Task statement:
All lines of the entries with "background" in them must be listed.

□ □ □ □ □

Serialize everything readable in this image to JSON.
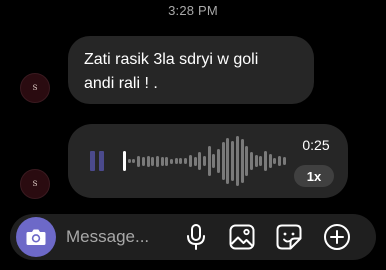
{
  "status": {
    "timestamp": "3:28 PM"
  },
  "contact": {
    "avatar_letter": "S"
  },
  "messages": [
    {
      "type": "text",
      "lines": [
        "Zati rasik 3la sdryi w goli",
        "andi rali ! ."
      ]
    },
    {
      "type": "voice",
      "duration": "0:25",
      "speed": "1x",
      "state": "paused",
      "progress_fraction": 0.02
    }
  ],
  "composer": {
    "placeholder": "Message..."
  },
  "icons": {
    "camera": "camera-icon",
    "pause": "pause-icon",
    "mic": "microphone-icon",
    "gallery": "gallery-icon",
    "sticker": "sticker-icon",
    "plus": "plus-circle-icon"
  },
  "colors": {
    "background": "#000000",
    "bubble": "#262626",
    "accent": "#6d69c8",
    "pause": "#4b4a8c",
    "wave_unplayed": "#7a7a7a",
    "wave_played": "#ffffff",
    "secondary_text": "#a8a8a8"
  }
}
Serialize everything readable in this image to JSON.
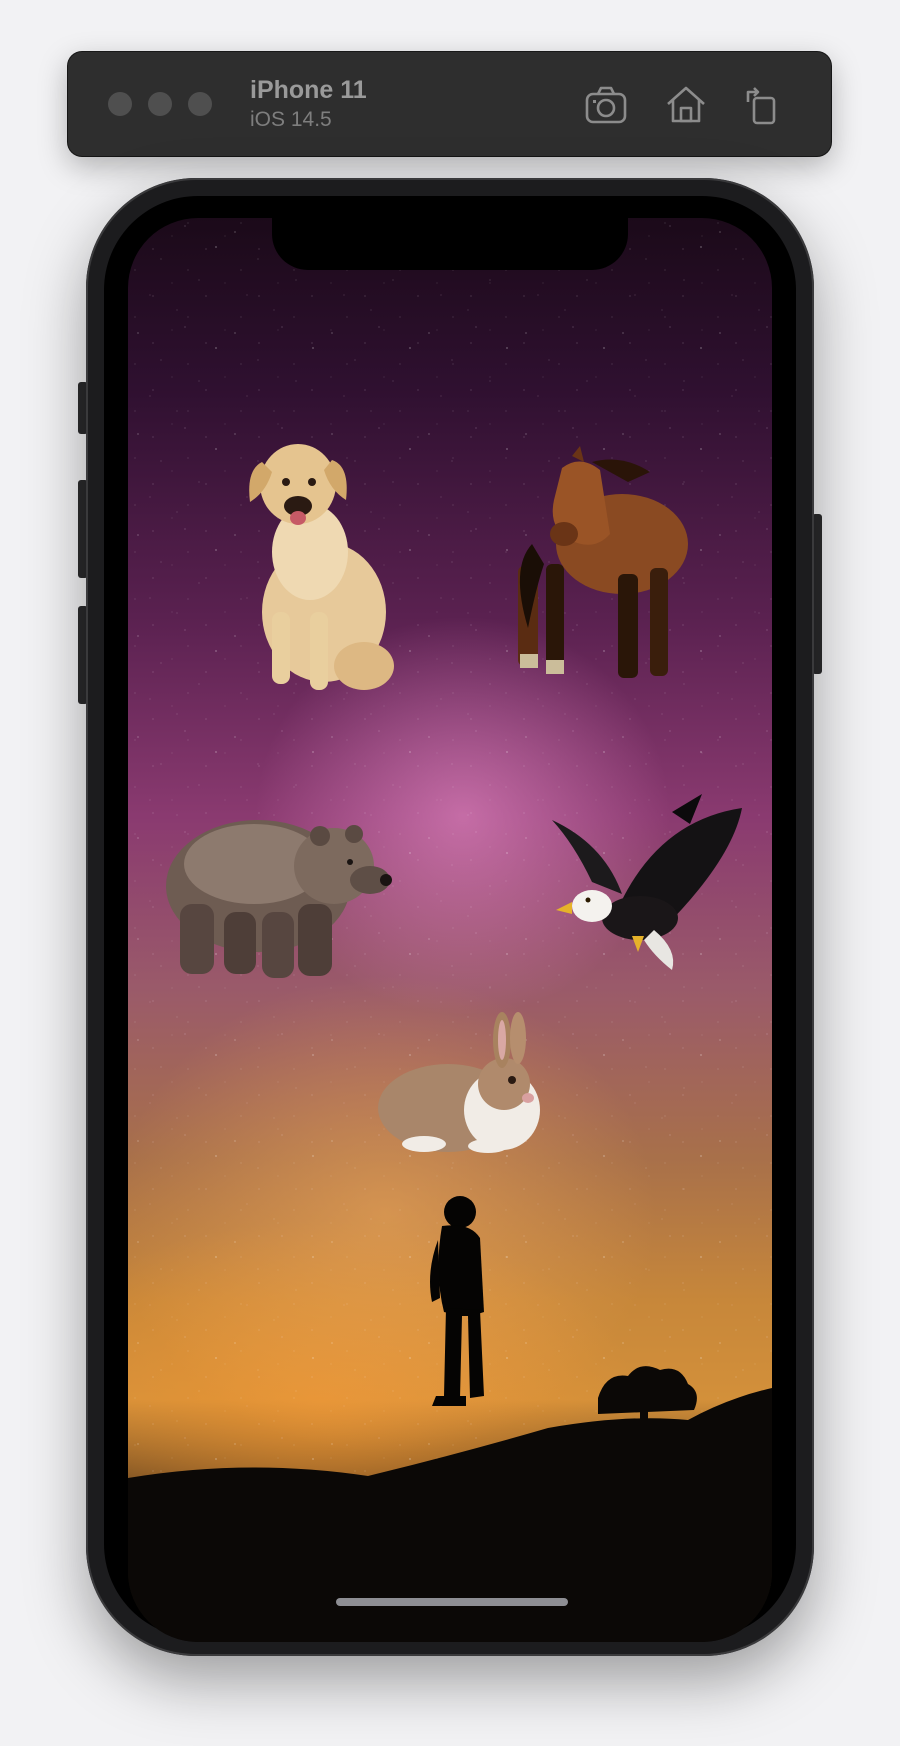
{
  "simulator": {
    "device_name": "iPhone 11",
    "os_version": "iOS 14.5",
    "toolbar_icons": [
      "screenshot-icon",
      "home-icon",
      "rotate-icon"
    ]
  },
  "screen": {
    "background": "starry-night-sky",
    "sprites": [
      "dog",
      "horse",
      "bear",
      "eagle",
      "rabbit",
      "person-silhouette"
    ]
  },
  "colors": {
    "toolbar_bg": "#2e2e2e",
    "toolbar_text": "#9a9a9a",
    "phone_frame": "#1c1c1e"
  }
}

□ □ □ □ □

Final answer:
    "background": "#000000",
    "background": "starry-night-sky",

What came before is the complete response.